Donald Trump will spend $100 million on TV ads and $40 million on digital advertising in the final six weeks of the campaign and is expanding the scope of its advertising to include three states it now deems competitive, CBS News has learned. The $140 million investment in by far the largest so far for Trump’s campaign.
Senior Trump advisers said the campaign has already paid for $15 million of the $100 million in new TV ad purchases and will book the remaining $85 million in the coming days. Because Trump will book the ad purchases this late in the campaign, the rates will be more costly than Hillary Clinton’s ad rates purchased much earlier in the campaign. That will mean less saturation of the Trump TV message but the investment is nevertheless much larger than Trump has put forth so far.
Trump is adding Wisconsin, New Mexico and Maine to the existing 10 states where Trump ads are running. The campaign started with four battleground states and has gradually expanded as polls have tightened. The states where Trump ads will run will include Florida, Colorado, Iowa, Michigan, Maine, Nevada, New Hampshire, New Mexico, North Carolina, Ohio, Pennsylvania, Virginia and Wisconsin.

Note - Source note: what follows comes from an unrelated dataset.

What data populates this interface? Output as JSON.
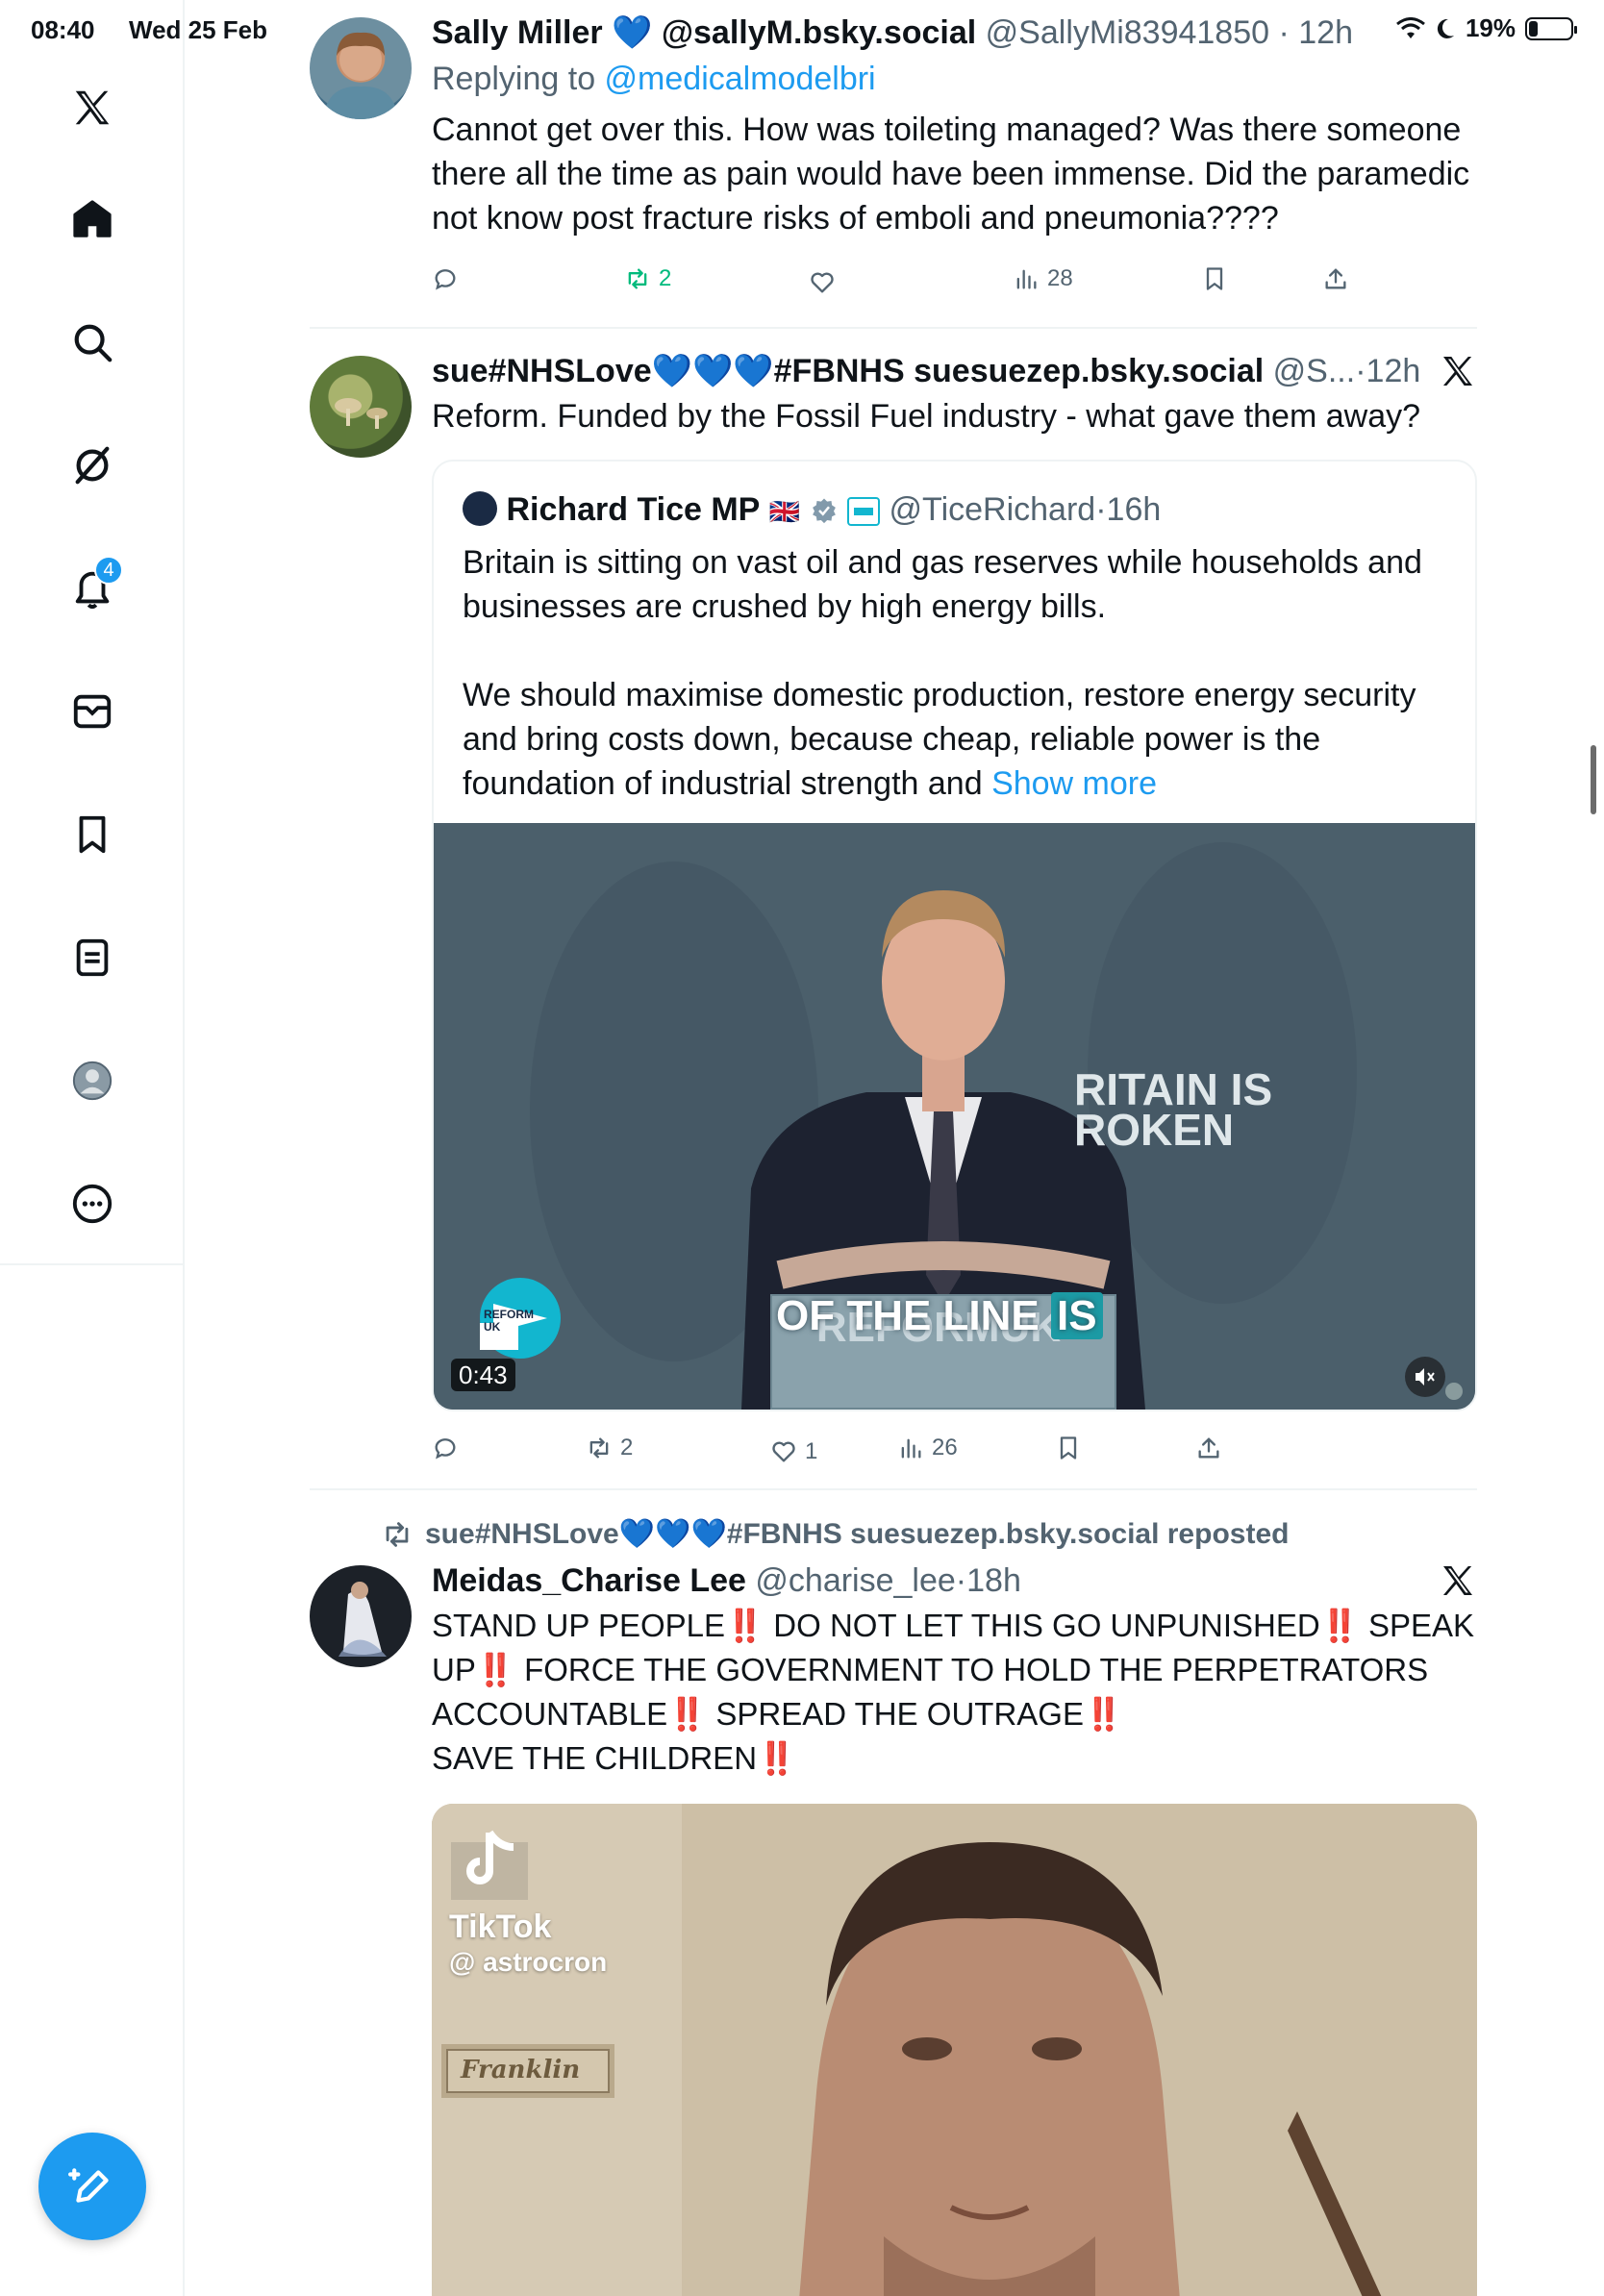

“We are very bullish about the direction of this race,” said senior adviser Jason Miller. “Mr. Trump got his campaign on track about a month ago. We have more professionals on board and this is a sign we see real momentum.”
According to a Bloomberg analysis, through Sept. 13, Clinton had spent $109.4 million on TV ads, compared to $18.7 million for Trump. Clinton hit the airwaves two months sooner than Trump.
The Trump TV ads will be airing on broadcast and national cable network, with $40 million set aside for these purchases and $60 million for regional TV ads on local stations. Issue-specific ads will be produced for certain states. The campaign is working on ads to add to its small stable of three TV commercials aired to date.
The digital advertising will be visible on Facebook, Instagram, Snapchat and through email and Twitter. Miller said the campaign has is developing tens of thousands of highly specific digital ads and pitches for voters based on their issue interest, demographics and voting patterns.
‘We are going to be pretty intense on the digital side,” Miller said. “On social media and online we see incredible voter intensity.”